Typically I do push-pull movements (combining back and chest, biceps and triceps, quads and hamstrings on the same day) and my workouts never exceed 75 minutes as compared to earlier when I was practically a resident at the gym working out for 2 sometimes 3 hrs without results.
Monday: Chest and Back
Tuesday: Cardio and Functional Training
Wednesday: Shoulders and Abs
Thursday:Light Cardio and Legs
Friday: Arms (biceps and triceps)
Saturday: Cardio and Abs
What supplements do you take?
I take a combination of a blended and whey protein after my weight training days, and B-complex and fish oils at least 3-4 times a week.
If you look back at your days when you were overweight, what were some of the common mistakes you made? What advice would you like to give our readers?
Most overweight people are obsessed with the weighing scale, hence doing more cardio because sweating makes your scale tip lower than what you did prior. This is the biggest blunder one can make and is the reason for stagnation and resistance. The human body is intelligent and it adapts to your routine, so if you’re in a habit of doing cardio every day, it most likely that your body is storing your carbs for just that. Your body is only working out for the duration of time you are on the machine doing cardio, after that it’s at rest and burns nothing and starts storing for your next cardio session. Weight training on the other hand has a thermic effect (your body’s metabolism is always at a high because your body is repairing the muscle worked upon for up to 24-36 hours).

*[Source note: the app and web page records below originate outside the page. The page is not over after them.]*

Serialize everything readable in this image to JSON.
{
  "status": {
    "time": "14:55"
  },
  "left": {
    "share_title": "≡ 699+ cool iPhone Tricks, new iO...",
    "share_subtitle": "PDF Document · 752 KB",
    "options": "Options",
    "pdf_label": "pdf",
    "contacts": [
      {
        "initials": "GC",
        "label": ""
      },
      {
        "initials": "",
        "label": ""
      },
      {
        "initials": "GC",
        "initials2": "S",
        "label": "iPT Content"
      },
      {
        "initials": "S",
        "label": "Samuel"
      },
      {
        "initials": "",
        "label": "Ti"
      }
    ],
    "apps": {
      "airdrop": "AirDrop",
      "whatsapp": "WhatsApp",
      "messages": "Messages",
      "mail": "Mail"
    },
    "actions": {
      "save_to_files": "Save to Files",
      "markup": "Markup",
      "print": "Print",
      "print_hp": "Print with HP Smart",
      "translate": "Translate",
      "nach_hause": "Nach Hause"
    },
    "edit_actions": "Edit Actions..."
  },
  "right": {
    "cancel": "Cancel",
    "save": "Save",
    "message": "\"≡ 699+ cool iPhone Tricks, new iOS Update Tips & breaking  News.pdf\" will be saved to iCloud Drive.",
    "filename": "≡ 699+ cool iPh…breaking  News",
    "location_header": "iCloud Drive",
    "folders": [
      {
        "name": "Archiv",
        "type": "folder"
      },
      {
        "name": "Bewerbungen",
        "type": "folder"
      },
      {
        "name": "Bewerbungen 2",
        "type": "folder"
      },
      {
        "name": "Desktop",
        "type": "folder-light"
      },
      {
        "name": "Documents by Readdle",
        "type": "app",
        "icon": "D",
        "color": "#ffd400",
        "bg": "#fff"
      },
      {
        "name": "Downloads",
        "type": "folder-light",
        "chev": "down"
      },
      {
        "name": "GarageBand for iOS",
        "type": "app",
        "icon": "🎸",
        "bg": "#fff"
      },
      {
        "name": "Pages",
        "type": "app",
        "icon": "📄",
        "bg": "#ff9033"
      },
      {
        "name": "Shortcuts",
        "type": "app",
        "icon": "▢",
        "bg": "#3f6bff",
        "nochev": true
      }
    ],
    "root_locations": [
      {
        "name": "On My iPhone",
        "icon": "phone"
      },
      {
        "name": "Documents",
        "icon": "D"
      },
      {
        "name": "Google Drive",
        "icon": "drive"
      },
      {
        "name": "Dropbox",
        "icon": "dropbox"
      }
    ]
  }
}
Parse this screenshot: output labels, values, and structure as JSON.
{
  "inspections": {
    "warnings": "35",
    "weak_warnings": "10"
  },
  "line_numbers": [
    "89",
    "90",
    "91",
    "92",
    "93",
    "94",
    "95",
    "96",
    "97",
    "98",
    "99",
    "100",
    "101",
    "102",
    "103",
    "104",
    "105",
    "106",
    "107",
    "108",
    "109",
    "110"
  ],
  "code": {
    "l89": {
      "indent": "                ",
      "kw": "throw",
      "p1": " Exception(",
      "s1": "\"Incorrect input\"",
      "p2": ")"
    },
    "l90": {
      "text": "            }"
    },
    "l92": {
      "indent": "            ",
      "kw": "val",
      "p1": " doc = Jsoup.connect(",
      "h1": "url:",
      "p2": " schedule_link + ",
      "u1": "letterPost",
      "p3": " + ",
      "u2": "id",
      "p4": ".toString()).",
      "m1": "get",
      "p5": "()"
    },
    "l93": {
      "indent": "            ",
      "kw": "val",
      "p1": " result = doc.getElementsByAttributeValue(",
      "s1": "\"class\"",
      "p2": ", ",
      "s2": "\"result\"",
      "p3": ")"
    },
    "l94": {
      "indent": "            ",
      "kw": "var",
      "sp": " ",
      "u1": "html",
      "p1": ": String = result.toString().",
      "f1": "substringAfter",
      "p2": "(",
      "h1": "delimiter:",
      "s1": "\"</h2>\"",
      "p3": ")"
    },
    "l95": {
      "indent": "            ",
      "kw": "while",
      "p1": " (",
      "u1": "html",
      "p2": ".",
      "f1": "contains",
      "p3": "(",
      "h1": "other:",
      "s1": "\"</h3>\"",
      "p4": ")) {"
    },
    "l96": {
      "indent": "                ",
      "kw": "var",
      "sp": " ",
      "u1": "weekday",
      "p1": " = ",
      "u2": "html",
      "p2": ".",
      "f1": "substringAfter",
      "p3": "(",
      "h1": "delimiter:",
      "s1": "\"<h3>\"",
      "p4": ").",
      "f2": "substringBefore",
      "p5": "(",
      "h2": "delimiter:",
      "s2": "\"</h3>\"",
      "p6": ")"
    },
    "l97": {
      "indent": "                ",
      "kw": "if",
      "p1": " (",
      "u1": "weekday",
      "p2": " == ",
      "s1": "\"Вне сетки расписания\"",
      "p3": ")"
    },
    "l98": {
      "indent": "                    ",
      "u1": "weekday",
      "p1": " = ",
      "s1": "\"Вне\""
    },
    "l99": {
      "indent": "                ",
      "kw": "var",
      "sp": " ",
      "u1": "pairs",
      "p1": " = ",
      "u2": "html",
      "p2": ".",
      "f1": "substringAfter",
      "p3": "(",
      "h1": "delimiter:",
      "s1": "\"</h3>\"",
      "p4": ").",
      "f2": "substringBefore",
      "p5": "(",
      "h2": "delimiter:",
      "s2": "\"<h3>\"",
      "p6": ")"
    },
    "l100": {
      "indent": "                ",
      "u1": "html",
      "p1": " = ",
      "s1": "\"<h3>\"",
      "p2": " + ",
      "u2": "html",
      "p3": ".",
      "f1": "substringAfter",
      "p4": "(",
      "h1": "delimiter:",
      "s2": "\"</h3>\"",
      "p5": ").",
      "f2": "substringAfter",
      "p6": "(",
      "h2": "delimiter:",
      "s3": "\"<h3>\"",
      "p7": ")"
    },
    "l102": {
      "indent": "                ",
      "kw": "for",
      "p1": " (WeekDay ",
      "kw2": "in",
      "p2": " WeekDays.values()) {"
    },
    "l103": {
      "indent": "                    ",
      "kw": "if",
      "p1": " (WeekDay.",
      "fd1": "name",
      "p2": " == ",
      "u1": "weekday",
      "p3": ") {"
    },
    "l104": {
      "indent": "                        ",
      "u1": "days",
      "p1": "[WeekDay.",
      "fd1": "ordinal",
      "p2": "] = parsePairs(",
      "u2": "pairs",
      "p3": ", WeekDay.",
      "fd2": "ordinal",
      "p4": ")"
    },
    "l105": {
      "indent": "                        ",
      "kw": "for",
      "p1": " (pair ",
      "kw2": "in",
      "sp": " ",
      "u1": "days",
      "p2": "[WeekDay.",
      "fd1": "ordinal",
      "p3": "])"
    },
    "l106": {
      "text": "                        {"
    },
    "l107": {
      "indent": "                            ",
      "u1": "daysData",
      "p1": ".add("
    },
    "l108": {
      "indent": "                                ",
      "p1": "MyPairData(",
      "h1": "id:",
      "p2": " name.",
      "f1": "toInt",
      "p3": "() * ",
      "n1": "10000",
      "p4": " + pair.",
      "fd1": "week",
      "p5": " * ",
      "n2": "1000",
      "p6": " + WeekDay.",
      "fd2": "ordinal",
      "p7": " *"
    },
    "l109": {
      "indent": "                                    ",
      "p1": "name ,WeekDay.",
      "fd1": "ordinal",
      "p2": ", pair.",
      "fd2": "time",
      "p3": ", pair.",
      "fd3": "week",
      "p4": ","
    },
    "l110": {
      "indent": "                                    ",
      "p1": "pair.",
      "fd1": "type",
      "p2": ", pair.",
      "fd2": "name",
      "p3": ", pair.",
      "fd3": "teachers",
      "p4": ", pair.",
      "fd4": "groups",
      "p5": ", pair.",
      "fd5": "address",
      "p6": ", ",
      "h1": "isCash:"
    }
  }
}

Tell us about your musical story. What kind of music do you make and how do you plan to take it forward?
My love and affinity for the stage came pretty early – I started out doing plays as a kid and my father was a part of a Kiss cover band back in his college days. I had a lot of Beatles, Hollies, Uriah Heep, Led Zeppelin, Bread, Deep Purple cassettes around my house that I would listen to and after the sports died out, my love for music took centre stage. I sing for an alternate metal/rock band called “Rabbit is Rich”. We actively played for a year and half, took a break and now we are ready for big things. We aim to raise the entertainment standards and be a benchmark, a standard, and represent India internationally just like Indian Ocean and Parikrama.
You’re also interested in the martial arts. Tell us about that.
I love the discipline it teaches. I grew up idolising Bruce Lee and Jean Claude Van Damme and would emulate my dad doing katas. I did Seido Karate and got banged up pretty bad in most bouts since your opponent has to be the same weight as you! I had to fight opponents who were much older than I was due to my size, but that handicap turned out to be good for me and what martial arts has taught me will always remain with me .
What’s your favourite body building myth?
“I don’t lift because I don’t want a heavy body/ to look like a man.” I wish that it were true but unfortunately it is not. It’ll help you get leaner and tighter instead of big and bulky.
Another one is “convert fat into muscle”. That’s not true, an apple can’t become an orange – they are separate entities. Muscle grows and fat is burned, neither can be converted into the other.
Women’s fitness is on the rise in India. What do you think of women with ripped muscles and 6 pack abs?
Having a 6 pack is not going to end-all, but if it’s there I’d admire your work ethic. Yes, I think I find women who work out very attractive – it shows she can take care of herself and that’s sexy.